Aim of the exercise
Output the listing below exactly, minus its images.

---

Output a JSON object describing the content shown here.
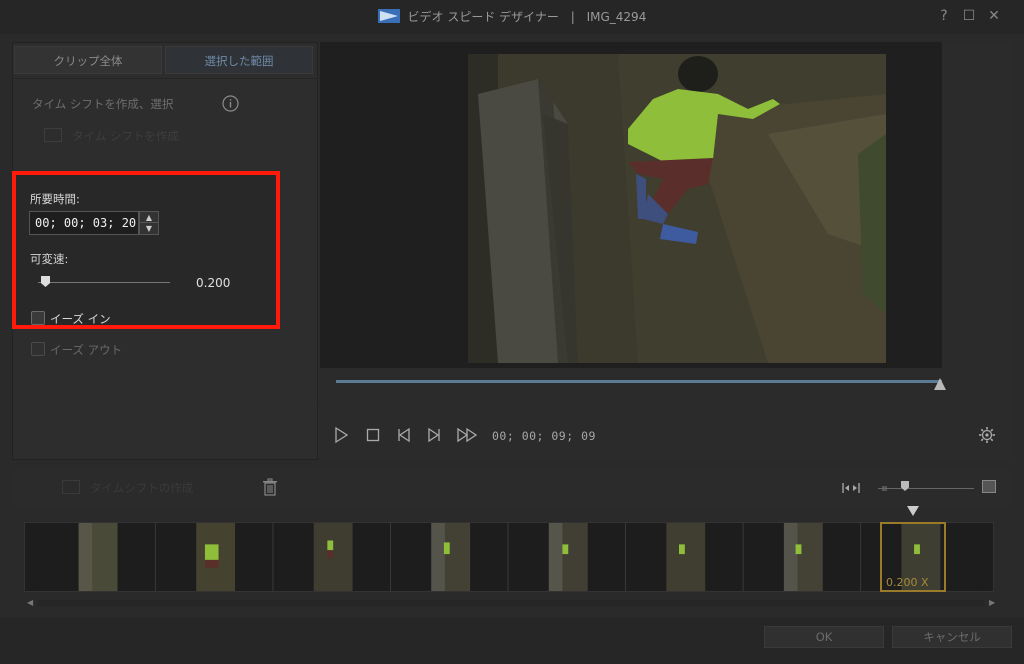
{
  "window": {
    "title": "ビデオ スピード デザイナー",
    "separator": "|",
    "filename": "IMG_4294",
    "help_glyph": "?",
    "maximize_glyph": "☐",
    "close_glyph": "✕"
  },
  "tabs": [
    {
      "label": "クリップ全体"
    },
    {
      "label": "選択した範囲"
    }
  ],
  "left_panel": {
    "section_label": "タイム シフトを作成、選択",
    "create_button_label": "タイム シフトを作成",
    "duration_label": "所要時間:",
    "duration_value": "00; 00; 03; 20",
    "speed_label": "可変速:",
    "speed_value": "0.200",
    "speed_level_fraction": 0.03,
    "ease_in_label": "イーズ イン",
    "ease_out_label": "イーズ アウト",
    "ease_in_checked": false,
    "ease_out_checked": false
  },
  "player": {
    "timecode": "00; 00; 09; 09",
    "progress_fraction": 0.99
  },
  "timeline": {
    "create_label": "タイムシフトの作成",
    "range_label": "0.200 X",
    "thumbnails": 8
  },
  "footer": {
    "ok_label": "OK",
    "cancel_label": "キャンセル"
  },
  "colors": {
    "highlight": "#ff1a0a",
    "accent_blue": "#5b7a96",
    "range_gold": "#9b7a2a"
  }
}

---

Output for this task
Output a JSON object describing the content shown here.
{
  "window": {
    "title": "ビデオ スピード デザイナー",
    "separator": "|",
    "filename": "IMG_4294",
    "help_glyph": "?",
    "maximize_glyph": "☐",
    "close_glyph": "✕"
  },
  "tabs": [
    {
      "label": "クリップ全体"
    },
    {
      "label": "選択した範囲"
    }
  ],
  "left_panel": {
    "section_label": "タイム シフトを作成、選択",
    "create_button_label": "タイム シフトを作成",
    "duration_label": "所要時間:",
    "duration_value": "00; 00; 03; 20",
    "speed_label": "可変速:",
    "speed_value": "0.200",
    "speed_level_fraction": 0.03,
    "ease_in_label": "イーズ イン",
    "ease_out_label": "イーズ アウト",
    "ease_in_checked": false,
    "ease_out_checked": false
  },
  "player": {
    "timecode": "00; 00; 09; 09",
    "progress_fraction": 0.99
  },
  "timeline": {
    "create_label": "タイムシフトの作成",
    "range_label": "0.200 X",
    "thumbnails": 8
  },
  "footer": {
    "ok_label": "OK",
    "cancel_label": "キャンセル"
  },
  "colors": {
    "highlight": "#ff1a0a",
    "accent_blue": "#5b7a96",
    "range_gold": "#9b7a2a"
  }
}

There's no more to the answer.